Seattle Neighborhood Greenways - Safer, Calm Residential Streets
Seattle is building a network of neighborhood greenways. Neighborhood greenways are safer, calm residential streets for you, your family and neighbors. On streets with low car volumes and speeds a greenway can:
Neighborhood greenways do not add bike lanes and there are minimal if any on-street parking impacts. They are mostly funded through the nine-year voter approved Bridging the Gap Levy. SDOT has received many requests for them. In fact, many residents are so enthused they’ve started Seattle Neighborhood Greenways to help bring them to their neighborhood.
Neighborhood greenways start with a good foundation and make small improvements that add up to a big difference. Every neighborhood is unique, however, there are a few common greenway elements we can use everywhere.
Read our Frequently Asked Questions to learn more.
Instructions on How to Use Neighborhood Greenways
Be Super Safe

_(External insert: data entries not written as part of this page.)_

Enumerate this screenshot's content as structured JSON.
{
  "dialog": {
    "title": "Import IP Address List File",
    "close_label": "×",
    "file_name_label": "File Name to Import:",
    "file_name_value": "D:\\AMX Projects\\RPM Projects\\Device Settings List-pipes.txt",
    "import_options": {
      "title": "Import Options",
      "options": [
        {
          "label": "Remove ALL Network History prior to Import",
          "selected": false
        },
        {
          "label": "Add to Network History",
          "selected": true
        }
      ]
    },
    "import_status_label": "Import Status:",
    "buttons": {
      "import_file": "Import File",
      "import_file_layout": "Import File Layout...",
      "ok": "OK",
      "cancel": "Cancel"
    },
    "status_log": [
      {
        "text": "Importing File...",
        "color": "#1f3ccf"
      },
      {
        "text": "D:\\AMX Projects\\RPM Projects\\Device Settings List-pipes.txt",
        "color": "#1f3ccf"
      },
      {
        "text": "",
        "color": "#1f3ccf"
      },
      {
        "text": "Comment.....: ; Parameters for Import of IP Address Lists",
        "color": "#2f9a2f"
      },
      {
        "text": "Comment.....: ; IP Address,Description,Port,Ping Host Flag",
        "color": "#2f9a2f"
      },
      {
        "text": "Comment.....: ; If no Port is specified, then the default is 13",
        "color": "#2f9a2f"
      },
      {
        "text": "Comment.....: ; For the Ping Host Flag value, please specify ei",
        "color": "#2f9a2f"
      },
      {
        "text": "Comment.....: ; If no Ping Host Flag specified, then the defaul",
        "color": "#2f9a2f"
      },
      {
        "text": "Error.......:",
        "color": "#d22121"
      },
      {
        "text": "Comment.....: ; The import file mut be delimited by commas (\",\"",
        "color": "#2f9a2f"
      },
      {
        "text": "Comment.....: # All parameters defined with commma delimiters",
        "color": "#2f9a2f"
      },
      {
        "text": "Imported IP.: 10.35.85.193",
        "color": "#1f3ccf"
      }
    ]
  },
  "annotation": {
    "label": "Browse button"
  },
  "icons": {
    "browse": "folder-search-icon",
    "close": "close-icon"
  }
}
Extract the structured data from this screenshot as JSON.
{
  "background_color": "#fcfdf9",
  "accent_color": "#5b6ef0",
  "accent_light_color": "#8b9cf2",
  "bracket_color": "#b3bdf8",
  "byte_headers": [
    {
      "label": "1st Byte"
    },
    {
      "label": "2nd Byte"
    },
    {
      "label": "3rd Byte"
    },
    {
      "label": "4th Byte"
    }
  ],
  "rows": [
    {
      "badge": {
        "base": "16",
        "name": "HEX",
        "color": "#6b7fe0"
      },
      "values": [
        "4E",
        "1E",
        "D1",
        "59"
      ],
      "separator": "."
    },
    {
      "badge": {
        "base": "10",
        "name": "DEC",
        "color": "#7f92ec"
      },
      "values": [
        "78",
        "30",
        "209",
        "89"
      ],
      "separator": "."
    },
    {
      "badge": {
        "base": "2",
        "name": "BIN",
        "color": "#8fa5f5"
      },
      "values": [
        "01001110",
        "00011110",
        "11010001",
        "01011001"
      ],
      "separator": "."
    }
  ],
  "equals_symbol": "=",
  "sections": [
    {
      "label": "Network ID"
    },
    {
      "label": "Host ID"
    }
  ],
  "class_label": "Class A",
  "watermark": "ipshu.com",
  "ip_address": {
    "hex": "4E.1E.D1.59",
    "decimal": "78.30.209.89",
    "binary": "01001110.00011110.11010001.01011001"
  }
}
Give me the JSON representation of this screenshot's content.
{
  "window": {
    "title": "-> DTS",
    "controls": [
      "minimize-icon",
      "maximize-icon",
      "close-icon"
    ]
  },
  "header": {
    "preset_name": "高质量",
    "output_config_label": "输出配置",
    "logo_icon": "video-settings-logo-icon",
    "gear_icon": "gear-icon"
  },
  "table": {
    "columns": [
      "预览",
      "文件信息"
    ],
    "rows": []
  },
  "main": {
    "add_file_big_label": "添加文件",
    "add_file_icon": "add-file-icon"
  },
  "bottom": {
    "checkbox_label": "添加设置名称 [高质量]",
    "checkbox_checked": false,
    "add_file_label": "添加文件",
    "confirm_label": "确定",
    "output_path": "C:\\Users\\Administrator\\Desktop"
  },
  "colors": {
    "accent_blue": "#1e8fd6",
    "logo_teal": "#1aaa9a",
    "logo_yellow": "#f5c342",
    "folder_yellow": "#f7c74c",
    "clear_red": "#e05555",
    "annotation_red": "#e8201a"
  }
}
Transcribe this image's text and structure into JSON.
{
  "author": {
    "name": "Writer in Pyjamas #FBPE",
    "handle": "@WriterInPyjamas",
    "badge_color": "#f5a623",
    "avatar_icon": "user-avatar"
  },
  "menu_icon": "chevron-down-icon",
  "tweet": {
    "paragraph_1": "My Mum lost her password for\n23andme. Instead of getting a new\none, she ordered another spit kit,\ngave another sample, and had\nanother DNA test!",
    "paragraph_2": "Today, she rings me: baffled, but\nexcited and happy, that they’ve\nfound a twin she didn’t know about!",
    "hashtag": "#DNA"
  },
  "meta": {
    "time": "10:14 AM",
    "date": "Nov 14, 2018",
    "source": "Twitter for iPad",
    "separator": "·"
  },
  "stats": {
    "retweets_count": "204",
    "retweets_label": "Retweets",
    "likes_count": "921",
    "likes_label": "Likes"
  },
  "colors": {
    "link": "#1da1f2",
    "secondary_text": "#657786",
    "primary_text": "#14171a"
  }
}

The City of Seattle’s road safety campaign, Be Super Safe, is an ongoing effort to reach zero traffic fatalities and serious injuries. When driving, walking and bicycling we ask that you Be Super Safe and follow the rules of the road.
What’s Happening in Other Cities?
Neighborhood Greenways, also called Bike Boulevards in some cities, are sprouting up across the country. See what other cities are doing by visiting the links below.
Want to See a Neighborhood Greenway in Action?
Local, National and International Bicycle Design Guidelines
The Seattle Bicycle Master Plan guides the development of a citywide bicycling network, programs to encourage more bike riding, and activities and tools to measure our progress. The National Association of City Transportation Officials (NACTO) Urban Bikeway Design Guide is also a primary source for Seattle’s new bike designs. This document was created out of an extensive worldwide literature search from design guidelines and real-life experience; as well as the input of a panel of urban bikeway planning professionals from NACTO member cities, traffic engineers, planners, and academics.